There were various pleasant responses from the early-morning customers and a glower from Mr. Carlisle, the sole male customer so far.

“No offense, Mr. Carlisle,” Vic said quickly. “Good morning to you, too.”

He grunted and set down his cup of coffee on the top of the display case while he peered at the goods in the display case, eventually ordering a dozen assorted muffins. “It’s a shame that you don’t have any normal baking here,” he told Erin with a scowl. “Since there is no other bakery here in town and the only other option is to go and get something prepackaged at the grocery store.”

“I think you’ll be happy with our gluten-free goods.”

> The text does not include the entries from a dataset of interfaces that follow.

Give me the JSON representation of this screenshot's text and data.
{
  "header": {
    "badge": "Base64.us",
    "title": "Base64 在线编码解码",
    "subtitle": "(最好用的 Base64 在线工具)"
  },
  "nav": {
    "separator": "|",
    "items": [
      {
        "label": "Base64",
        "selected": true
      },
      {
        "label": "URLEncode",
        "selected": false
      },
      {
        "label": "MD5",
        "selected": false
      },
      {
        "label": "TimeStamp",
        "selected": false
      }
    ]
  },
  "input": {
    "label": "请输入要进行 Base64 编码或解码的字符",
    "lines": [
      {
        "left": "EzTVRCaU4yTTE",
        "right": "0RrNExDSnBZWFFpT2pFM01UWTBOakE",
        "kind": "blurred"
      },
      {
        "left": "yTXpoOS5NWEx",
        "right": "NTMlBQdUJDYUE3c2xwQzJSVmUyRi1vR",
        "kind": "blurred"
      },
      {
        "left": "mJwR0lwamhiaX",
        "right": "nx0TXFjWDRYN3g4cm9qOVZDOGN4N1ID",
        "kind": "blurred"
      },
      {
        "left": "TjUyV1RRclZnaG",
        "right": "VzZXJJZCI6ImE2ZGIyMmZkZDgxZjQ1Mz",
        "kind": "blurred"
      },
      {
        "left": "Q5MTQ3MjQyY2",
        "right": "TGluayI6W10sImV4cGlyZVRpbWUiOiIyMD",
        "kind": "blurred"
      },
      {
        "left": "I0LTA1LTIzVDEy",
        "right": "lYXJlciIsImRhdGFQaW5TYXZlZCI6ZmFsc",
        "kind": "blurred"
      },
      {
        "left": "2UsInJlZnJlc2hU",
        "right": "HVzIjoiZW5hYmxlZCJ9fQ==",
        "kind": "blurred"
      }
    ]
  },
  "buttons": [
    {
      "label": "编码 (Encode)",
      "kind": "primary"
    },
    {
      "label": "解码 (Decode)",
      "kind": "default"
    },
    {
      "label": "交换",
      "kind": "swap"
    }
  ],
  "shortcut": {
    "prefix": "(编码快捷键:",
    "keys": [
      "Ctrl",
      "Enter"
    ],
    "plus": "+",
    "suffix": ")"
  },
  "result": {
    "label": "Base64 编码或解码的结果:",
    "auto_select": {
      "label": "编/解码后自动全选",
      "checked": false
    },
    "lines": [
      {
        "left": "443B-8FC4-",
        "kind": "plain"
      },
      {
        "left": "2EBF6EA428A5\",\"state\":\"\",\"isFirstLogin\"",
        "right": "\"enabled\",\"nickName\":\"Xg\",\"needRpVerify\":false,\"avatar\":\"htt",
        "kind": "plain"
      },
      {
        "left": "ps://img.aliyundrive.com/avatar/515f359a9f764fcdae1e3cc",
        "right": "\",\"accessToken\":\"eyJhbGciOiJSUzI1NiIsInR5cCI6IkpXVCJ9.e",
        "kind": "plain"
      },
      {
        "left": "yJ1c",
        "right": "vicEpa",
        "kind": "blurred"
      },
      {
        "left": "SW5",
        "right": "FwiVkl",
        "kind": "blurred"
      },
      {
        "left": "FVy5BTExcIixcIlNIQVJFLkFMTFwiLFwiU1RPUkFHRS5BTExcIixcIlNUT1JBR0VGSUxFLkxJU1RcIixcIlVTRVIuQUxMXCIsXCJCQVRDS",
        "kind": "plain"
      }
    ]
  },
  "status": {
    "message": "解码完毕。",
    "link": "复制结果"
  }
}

Erin kept a pleasant smile fixed on her face. People often disparaged gluten-free baking until they tested her products and admitted that Erin’s gluten-free fare was just as good as “the real thing.” If she let herself be offended by every customer who came into the shop grumbling about not being able to get conventional baking there, she would be miserable. She needed to keep her goal in front of her. People like Peter Foster or Carolyn whose choice was not “gluten or gluten-free,” but “life or death.” Those were the people she had set up the bakery for. Most of the Bald Eagle Falls population could choose whether they liked gluten-free or wanted to go to the city to get something else.

Mr. Carlisle muttered something indistinguishable and paid for the muffins. He was, Erin knew, on the construction crew working on Mrs. Peach’s house, so the dozen donuts were probably breakfast for the workers. Or a midmorning snack for when they had burned off the calories from breakfast.

Erin watched him head for the door and turned her attention to Melissa, watching her brightly, her generous mouth in what seemed to be an exaggerated smile. Erin blinked and cocked her head.

“You’re looking… cheerful this morning.”

Melissa’s grin got even wider, which Erin would not have thought possible. She covered her mouth briefly as if embarrassed by this show of emotion. “I am,” she admitted. She leaned closer to Erin, pressed right up against the display case. “I am getting married.”

Available Formats

Wedding Cake Crush, ACB 19 ebookWedding Cake Crush, ACB 19 paperbackWedding Cake Crush, ACB 19 accessibility pack

P.D. (Pamela) Workman is a USA Today Bestselling author, winner of several awards from Library Services for Youth in Custody and the InD’tale Magazine’s Crowned Heart award, and has published over 100 mystery/suspense/thriller and young adult books.

Workman loves writing about the underdog. She has been praised for her realistic details, deep characterization, and sensitive handling of the serious social issues that appear in her stories, from light cozy mysteries to darker, grittier young adult and mystery/suspense books.

P. D. Workman does not shy from probing the deep psychological scars of childhood trauma, mental illness, and addiction. Also characteristic of this author, these extremely sensitive issues are explored with extensive empathy, described with incredible clarity, and portrayed with profound insight.
—Kim, Goodreads reviewer